Peter Steinfels laments in a recent issue of Commonweal
the results of a Pew Forum study that indicated that one in every three Americans who were raised Catholic have left the Church. If this statistic is true, a religious denomination comprised of former Catholics would constitute the second largest in the nation. Steinfels has reason to be concerned. According to the Pew Forum study “Catholicism has lost more people to other religions or no religion at all than any other religious group.” Steinfels’ lament goes on to identify not just the drifting away of so many from the Church, but the state of affairs that these people have left behind. The bishops, Steinfels contends, remain silent, and recent studies also indicate the Church’s ability to inculcate the teaching of the Church in new generations of believers have not only faltered, but have completely failed. In terms of general knowledge of the basic tenants of their Faith, young Catholics score lower when compared to adherents of other religions or members of Protestant denominations- not just lower, but way
lower. In terms of comprehension of Catholic teaching by young Catholics, ignorance prevails. If they are rejecting the Church, or will one day do so, do they even know what precisely they are abandoning?...
Rozann Carter reviews Rodney Stark's historical exposé on the Crusades, God's Battalions, taking a closer look at the idea of faith-filled fervor.

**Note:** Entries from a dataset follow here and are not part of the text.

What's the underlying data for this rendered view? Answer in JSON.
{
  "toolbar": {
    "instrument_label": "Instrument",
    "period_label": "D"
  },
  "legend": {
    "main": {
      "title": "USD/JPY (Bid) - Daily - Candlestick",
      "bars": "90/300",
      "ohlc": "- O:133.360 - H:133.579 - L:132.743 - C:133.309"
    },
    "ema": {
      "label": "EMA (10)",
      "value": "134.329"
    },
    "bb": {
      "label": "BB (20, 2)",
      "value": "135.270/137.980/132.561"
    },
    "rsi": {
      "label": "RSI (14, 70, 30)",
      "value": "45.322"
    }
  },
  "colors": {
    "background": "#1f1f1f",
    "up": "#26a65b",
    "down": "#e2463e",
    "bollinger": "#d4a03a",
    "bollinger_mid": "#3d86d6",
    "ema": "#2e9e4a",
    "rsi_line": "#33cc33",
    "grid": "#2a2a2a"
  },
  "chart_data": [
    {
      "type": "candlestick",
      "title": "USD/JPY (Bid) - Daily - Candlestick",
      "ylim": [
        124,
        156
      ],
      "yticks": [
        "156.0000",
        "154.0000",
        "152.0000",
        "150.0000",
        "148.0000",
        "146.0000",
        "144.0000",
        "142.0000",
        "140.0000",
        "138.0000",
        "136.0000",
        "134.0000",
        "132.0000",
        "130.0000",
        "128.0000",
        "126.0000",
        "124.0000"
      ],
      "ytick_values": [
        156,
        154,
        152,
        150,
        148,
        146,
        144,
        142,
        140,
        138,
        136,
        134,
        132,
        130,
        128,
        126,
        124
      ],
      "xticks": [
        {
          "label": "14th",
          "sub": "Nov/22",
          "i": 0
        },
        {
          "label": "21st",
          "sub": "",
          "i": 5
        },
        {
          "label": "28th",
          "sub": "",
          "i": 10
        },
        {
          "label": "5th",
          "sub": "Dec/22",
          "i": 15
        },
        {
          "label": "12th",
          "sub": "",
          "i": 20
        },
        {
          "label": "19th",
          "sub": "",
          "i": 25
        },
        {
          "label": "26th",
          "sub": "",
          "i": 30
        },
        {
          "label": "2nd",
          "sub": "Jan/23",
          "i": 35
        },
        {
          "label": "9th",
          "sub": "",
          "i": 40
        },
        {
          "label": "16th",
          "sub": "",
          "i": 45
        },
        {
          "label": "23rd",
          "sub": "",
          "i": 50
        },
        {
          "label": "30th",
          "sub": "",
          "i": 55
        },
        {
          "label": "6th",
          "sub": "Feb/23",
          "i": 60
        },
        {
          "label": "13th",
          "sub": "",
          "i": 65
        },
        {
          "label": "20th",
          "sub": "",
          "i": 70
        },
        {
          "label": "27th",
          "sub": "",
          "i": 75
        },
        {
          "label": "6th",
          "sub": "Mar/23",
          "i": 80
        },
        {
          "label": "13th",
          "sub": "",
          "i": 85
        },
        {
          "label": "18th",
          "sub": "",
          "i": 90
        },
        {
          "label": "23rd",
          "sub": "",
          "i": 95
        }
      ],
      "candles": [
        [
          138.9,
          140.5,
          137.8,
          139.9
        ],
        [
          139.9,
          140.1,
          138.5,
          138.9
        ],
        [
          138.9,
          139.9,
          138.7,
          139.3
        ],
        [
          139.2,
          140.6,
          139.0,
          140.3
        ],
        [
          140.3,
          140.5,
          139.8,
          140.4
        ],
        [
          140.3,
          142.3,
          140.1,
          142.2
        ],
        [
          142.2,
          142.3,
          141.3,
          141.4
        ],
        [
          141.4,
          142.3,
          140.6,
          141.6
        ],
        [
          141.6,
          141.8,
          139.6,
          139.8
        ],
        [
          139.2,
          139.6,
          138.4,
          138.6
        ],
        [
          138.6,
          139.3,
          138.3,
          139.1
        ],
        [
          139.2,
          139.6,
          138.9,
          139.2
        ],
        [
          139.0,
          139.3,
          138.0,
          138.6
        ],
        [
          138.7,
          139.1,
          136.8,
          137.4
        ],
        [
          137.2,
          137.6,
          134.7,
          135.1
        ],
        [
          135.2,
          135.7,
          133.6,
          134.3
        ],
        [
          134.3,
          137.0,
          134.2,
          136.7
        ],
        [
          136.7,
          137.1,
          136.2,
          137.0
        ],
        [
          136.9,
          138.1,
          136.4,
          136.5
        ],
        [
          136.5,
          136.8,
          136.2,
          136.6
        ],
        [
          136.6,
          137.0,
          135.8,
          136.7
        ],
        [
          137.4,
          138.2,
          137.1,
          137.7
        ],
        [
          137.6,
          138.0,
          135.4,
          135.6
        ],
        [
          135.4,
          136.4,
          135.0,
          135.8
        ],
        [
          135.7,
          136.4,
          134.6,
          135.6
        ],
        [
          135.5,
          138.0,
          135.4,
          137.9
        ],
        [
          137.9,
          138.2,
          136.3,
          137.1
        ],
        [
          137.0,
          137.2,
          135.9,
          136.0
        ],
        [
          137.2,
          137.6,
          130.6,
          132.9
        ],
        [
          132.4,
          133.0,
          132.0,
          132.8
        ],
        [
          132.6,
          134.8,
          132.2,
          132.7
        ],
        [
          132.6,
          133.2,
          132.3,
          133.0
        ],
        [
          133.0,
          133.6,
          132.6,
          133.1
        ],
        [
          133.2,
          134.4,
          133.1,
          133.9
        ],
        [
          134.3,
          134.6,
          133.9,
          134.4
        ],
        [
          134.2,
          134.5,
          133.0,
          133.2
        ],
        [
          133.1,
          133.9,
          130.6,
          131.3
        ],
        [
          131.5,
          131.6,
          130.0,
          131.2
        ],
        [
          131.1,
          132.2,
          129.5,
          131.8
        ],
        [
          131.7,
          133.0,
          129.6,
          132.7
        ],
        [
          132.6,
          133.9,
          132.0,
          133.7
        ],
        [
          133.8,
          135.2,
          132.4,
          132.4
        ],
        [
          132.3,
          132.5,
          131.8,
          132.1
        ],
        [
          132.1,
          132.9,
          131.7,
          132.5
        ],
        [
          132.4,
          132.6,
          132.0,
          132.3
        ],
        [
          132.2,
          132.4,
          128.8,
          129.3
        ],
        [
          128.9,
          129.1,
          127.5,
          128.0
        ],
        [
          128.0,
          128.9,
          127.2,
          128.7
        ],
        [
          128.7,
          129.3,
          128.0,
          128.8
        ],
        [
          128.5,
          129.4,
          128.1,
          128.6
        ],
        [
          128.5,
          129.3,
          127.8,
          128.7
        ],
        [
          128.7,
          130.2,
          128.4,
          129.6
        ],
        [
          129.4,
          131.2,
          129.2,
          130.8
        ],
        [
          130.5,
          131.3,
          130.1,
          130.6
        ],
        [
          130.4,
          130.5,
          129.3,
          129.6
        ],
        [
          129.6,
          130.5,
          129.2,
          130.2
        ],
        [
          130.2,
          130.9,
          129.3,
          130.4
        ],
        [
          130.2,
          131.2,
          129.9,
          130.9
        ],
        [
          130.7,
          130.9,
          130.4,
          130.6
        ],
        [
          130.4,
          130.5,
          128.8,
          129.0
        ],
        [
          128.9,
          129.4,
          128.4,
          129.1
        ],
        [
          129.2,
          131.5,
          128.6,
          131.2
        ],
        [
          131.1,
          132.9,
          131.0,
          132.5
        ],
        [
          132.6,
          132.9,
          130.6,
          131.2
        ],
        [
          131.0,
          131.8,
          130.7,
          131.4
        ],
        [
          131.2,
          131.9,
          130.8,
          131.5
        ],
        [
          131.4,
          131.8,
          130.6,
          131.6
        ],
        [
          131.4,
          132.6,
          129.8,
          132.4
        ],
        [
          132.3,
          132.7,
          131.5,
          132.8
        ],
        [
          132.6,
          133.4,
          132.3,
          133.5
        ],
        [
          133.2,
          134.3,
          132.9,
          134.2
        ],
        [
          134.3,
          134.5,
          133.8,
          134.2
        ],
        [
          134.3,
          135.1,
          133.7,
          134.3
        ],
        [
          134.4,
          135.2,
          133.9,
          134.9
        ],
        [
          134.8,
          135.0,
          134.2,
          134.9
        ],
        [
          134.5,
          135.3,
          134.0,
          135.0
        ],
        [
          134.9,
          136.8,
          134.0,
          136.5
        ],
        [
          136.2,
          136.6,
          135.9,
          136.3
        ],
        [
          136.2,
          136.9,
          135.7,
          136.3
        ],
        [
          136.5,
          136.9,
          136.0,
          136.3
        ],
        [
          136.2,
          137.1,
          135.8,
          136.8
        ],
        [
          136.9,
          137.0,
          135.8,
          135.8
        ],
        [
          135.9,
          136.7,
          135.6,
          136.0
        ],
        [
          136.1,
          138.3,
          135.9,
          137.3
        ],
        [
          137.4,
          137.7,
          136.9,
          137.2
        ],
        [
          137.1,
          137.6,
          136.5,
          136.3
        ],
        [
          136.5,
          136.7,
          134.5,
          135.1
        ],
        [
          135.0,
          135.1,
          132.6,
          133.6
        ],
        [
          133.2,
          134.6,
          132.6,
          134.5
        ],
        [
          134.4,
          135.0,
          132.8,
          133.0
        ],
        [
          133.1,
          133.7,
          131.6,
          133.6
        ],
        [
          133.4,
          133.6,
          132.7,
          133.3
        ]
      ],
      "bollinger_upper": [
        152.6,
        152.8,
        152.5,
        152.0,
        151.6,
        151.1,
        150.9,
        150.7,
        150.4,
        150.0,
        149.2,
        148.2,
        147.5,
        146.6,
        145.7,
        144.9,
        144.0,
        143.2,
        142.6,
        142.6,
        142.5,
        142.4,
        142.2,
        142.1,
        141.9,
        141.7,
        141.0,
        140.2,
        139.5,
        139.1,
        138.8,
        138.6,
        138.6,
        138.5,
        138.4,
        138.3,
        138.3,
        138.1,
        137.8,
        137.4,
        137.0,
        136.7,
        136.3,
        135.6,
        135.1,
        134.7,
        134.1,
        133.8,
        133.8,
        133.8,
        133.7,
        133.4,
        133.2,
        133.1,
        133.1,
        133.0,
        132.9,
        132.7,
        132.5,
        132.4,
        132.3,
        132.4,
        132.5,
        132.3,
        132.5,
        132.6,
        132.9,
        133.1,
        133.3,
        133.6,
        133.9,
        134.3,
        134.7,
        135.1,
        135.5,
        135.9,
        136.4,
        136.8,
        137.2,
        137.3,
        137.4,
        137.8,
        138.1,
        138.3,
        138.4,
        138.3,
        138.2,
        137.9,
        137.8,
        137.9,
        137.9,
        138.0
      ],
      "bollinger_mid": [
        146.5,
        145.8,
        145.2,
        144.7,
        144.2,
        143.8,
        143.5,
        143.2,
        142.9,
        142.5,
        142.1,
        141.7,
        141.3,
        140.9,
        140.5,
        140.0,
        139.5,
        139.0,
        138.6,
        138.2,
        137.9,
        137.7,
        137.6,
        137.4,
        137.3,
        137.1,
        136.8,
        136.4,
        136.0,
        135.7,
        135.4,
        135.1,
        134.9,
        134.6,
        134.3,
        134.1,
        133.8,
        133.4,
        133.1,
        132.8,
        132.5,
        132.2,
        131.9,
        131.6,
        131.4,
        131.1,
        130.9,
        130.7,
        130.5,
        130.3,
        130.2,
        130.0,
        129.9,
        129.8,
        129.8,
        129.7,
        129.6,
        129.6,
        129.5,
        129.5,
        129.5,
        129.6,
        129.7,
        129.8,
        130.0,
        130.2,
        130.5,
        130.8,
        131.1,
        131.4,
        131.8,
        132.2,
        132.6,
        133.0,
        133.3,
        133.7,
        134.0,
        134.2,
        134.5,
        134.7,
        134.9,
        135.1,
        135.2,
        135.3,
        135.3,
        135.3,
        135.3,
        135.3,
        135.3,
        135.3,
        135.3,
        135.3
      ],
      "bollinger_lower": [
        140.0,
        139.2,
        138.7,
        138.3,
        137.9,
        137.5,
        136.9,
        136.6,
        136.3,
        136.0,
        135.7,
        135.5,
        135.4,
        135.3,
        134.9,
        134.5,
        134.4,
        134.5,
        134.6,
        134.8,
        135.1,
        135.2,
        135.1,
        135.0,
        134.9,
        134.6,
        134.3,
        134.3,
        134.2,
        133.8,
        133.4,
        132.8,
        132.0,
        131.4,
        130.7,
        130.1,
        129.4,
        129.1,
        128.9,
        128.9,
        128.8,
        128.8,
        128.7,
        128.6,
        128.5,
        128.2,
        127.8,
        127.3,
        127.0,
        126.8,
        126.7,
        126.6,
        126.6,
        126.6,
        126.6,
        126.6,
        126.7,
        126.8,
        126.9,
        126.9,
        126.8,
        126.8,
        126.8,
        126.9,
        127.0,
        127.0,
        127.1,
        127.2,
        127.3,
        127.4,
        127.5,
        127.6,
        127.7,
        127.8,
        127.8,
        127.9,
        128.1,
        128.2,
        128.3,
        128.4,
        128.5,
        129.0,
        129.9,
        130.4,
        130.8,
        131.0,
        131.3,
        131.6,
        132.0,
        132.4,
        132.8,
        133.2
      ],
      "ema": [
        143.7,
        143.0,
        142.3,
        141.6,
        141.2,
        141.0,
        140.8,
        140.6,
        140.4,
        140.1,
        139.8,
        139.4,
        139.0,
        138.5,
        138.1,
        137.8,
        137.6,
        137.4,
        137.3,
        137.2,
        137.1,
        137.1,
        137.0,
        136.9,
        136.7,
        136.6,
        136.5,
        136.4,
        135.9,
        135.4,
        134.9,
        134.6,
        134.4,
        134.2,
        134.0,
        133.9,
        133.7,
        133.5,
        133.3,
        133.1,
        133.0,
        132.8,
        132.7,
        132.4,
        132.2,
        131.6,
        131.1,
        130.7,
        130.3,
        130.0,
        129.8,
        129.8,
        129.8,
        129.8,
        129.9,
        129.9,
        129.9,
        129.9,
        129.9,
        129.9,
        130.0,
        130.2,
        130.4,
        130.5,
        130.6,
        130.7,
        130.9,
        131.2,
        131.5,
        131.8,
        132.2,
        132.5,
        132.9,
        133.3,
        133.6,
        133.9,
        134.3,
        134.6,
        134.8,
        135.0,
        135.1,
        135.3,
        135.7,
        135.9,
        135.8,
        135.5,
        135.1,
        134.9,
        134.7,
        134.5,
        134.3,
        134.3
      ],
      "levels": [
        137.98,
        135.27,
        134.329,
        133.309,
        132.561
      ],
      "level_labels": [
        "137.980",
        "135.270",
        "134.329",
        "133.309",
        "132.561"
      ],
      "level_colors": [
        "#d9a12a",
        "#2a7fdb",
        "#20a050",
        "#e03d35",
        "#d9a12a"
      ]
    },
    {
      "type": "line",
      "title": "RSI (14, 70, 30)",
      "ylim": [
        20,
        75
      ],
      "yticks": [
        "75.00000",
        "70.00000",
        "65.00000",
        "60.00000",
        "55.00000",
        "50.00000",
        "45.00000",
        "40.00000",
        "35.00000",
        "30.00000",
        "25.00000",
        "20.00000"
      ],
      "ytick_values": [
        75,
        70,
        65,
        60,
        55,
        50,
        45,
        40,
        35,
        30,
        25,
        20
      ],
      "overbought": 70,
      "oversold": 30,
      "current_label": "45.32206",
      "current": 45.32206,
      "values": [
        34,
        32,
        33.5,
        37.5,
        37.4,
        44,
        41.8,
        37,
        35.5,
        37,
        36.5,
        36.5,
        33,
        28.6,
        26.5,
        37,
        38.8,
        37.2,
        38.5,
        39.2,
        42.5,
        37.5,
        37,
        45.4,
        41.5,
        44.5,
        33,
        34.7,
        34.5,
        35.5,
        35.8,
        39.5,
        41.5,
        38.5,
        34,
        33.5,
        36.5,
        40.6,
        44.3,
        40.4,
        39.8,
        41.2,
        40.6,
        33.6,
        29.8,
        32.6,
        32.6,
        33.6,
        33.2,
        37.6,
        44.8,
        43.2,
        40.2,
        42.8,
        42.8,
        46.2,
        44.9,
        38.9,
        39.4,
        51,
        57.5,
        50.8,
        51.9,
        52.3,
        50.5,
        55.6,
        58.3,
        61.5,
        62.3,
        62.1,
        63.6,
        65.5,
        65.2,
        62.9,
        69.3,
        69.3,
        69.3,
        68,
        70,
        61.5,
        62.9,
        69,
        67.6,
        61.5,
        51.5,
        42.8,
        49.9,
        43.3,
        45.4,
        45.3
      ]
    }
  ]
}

A few days ago, as you probably know, one of Father Barron’s cultural commentaries made the CNN.com “Belief Blog
.” As is the case with many of Father’s commentaries, whether on YouTube or anywhere else in the secular media, his words stirred up a deluge of negative rebuttal. As I was sitting at my desk reading through the blog on Tuesday afternoon, the onslaught of verbal attacks in the “comments” section of this media outlet was utterly overwhelming to me, as they were usually in the form of outlandish personal attacks rather than sound philosophical objections. Rather than reading what Father Barron actually said, many of the web critics instead questioned his fervor and intention. Comment after vile comment, I began to feel it imperative to personally make sure that the article was not misconstrued, that his intention was not twisted to prove a personal agenda, that the nature of his objective was properly appreciated. Not yet knowing how to go about it, I still felt it deeply necessary to attempt to reason out what seemed irrational, to set straight the misrepresentations, to defend the intention so as to realign the reaction...